### [PROMPT]
Search the entries below for the string "Cuff" and copy the lines that hold it.

◇ ◇ ◇ ◇

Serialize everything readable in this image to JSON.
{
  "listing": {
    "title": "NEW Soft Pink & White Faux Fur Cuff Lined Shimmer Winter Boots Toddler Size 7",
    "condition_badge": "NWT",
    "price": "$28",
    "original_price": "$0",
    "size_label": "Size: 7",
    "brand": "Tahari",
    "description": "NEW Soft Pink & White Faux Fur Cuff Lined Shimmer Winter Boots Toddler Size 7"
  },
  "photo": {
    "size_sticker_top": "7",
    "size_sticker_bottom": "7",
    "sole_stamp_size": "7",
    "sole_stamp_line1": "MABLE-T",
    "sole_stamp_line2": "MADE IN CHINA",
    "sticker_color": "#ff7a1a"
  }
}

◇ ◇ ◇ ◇

### [RESPONSE TO THIS EXERCISE]
    "title": "NEW Soft Pink & White Faux Fur Cuff Lined Shimmer Winter Boots Toddler Size 7",
    "description": "NEW Soft Pink & White Faux Fur Cuff Lined Shimmer Winter Boots Toddler Size 7"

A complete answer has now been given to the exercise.